Knight-Davis said a robust backup system would be helpful, especially when the library has about 300 computers and it has already been proven to work.

“States have managed to pull this off and actually have a digital perseveration base,” Knight-Davis said.

The CIO would be tasked to decide on both establishing and maintaining an off-campus backup system.

Along with the CIO position, the group suggested switching to using a Virtual Desktop Interface.

The VDI will allow the information on the desktops to be stored on a server that could be accessed anywhere.

Gibson said this would eliminate the cost of replacing old desktops because if a computer crashes, all of the information and software could be retrieved.

“VDI has the possibility to save us money,” Gibson said. “We are spending money to save money.
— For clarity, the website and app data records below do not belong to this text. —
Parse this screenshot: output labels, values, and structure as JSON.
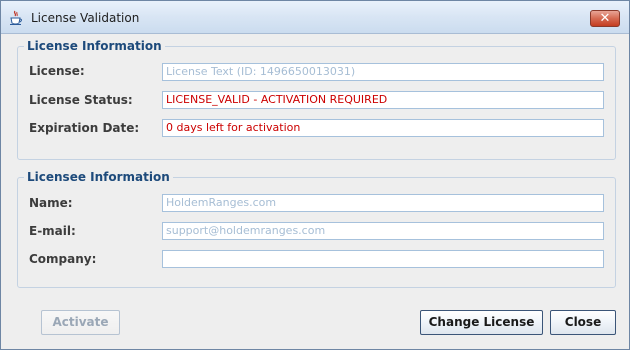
{
  "window": {
    "title": "License Validation",
    "close_symbol": "✕",
    "icon": "java-cup-icon"
  },
  "license_section": {
    "legend": "License Information",
    "fields": [
      {
        "label": "License:",
        "value": "License Text (ID: 1496650013031)"
      },
      {
        "label": "License Status:",
        "value": "LICENSE_VALID - ACTIVATION REQUIRED"
      },
      {
        "label": "Expiration Date:",
        "value": "0 days left for activation"
      }
    ]
  },
  "licensee_section": {
    "legend": "Licensee Information",
    "fields": [
      {
        "label": "Name:",
        "value": "HoldemRanges.com"
      },
      {
        "label": "E-mail:",
        "value": "support@holdemranges.com"
      },
      {
        "label": "Company:",
        "value": ""
      }
    ]
  },
  "buttons": {
    "activate": "Activate",
    "change_license": "Change License",
    "close": "Close"
  },
  "colors": {
    "legend_text": "#1d4a7b",
    "status_red": "#cc0000",
    "disabled_text": "#a6bdd4"
  }
}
It will make us more efficient, but it will take a substantial investment upfront.”

The workgroup suggested ways to improve the network hardware, including using better cables, expanding the bandwidth for both landlines and Wi-Fi, and focusing on training staff and faculty members on how to use the current technology.

Hung said for Eastern’s technology to keep up with demands, a technology staff needs to be hired and more time should be invested in training faculty members to use it.

“We need to improve training instead of only hiring experts,” Hung said.

An enhancement that was considered that could possibly increase Eastern’s marketability is establishing a manageable app.

Hung said if the app is created using software that is agile enough to evolve, it would be more user-friendly and easy to manage.

“It would be really nice to have an EIU app,” Hung said. “As EIU technology evolves we can adjust the app.”

Joshua Awalt, interim assistant director of information security, said he agrees with the idea of creating an app, but he believes starting a laptop or tablet iniative would make for a huge selling point to prospective students.

The iniative would include providing every student with a tablet with all of the software they would need already downloaded on it.

“Everyone can get the same experience,” Awalt said. “Students were prohibited (before) from a positive learning experience compared to those who can afford a new laptop.”

However, the group is still considering this initiative.

Before the workgroup solidifies its recommendations, Gibson and Merry will read all of the survey responses from students, faculty and staff members and take their suggestions into consideration.

Hung said that the survey response was not only from faculty but that about a one-third of students and staff members replied.

The next meeting will take place 1:30 p.m. Wednesday and Thursday in 1631 McAfee Gym.

 

Kalyn Hayslett can be reached at 581-2812 or [email protected]